__ACTIVITY__:
Collect all lines from the records below that include the word "Юлія".

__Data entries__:
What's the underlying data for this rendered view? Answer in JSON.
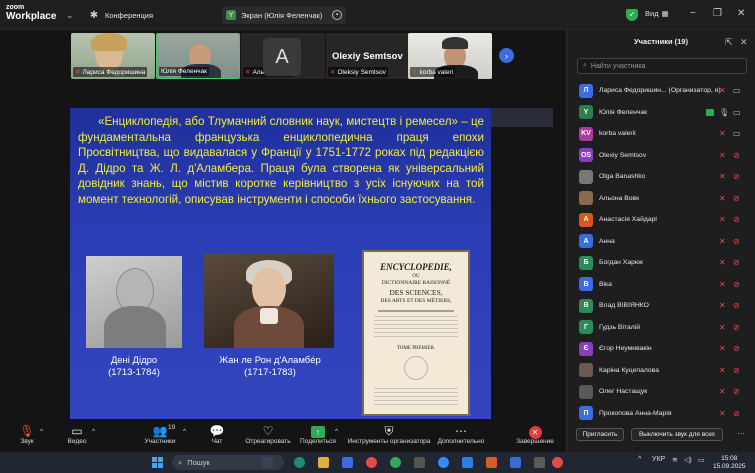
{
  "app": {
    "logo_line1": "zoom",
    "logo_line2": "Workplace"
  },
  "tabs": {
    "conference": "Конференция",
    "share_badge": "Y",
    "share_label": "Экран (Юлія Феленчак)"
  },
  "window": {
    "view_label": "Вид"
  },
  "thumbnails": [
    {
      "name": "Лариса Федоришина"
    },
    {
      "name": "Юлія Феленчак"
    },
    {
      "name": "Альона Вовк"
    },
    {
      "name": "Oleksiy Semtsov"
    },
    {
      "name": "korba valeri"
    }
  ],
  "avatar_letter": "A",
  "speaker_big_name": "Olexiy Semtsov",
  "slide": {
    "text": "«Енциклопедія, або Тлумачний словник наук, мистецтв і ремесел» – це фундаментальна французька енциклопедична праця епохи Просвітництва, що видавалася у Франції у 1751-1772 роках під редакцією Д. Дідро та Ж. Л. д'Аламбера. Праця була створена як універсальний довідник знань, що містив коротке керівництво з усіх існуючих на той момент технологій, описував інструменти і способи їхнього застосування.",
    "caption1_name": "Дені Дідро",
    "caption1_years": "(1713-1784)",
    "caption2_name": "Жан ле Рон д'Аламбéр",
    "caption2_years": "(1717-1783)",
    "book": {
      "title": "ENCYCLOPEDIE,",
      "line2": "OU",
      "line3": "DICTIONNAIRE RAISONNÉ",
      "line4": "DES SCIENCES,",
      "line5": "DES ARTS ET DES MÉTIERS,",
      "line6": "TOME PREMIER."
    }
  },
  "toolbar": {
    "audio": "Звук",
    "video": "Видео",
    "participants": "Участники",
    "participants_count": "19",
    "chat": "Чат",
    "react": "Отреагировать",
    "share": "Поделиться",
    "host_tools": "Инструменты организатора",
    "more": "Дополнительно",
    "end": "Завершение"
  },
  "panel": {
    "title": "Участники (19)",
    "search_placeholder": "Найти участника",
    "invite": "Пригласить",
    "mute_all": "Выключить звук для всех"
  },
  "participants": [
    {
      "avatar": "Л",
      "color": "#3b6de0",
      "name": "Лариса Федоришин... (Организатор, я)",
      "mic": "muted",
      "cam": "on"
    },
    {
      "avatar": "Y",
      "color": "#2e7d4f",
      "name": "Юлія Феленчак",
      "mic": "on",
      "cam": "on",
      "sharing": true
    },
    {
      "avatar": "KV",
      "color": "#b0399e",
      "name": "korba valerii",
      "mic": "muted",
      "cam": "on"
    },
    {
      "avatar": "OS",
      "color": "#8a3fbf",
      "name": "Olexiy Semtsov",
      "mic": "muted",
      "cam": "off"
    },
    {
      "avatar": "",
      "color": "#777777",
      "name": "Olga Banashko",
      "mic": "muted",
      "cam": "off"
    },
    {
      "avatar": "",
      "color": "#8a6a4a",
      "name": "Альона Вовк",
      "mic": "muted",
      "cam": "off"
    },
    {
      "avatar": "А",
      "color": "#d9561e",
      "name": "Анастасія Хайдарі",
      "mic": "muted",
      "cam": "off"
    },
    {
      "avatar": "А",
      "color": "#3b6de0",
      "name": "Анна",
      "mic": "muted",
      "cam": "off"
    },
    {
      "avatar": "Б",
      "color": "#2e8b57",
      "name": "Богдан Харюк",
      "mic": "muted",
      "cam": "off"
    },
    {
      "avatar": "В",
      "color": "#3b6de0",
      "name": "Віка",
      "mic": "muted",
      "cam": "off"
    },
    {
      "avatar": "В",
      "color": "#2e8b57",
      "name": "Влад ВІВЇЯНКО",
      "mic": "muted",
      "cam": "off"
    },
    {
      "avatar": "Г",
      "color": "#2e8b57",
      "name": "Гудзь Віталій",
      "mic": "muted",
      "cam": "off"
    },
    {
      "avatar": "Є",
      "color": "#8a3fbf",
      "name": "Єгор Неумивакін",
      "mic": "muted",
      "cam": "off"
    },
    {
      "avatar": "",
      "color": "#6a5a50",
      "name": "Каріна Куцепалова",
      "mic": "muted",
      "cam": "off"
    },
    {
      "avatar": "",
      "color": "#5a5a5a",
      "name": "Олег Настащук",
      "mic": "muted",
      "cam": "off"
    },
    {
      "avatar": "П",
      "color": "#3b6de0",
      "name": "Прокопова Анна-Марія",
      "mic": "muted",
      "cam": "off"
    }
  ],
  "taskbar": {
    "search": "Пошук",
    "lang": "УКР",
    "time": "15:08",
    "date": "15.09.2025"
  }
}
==
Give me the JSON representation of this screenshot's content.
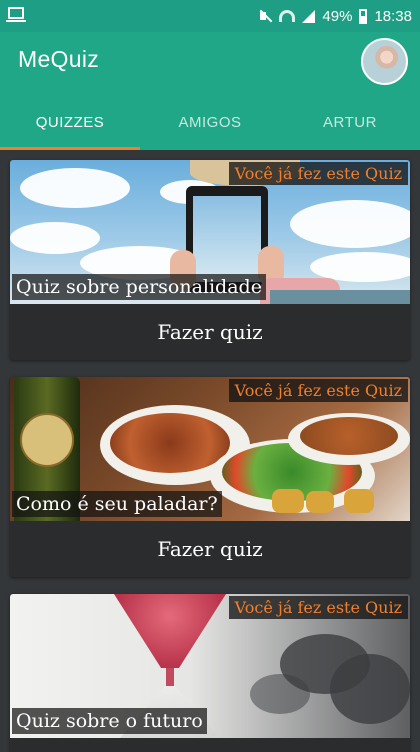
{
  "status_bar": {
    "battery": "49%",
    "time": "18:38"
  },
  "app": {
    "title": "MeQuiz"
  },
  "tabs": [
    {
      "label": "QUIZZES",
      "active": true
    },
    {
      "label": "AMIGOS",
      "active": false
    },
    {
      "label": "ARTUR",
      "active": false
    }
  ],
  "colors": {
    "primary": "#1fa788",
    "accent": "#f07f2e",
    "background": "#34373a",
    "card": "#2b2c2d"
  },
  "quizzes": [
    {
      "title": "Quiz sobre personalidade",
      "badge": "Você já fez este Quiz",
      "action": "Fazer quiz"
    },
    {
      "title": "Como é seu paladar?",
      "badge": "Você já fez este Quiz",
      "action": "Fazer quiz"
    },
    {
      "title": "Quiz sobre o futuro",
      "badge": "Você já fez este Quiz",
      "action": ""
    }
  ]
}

__ANSWER SPACE__:
    "share_label": "Экран (Юлія Феленчак)"
      "name": "Юлія Феленчак"
      "name": "Юлія Феленчак",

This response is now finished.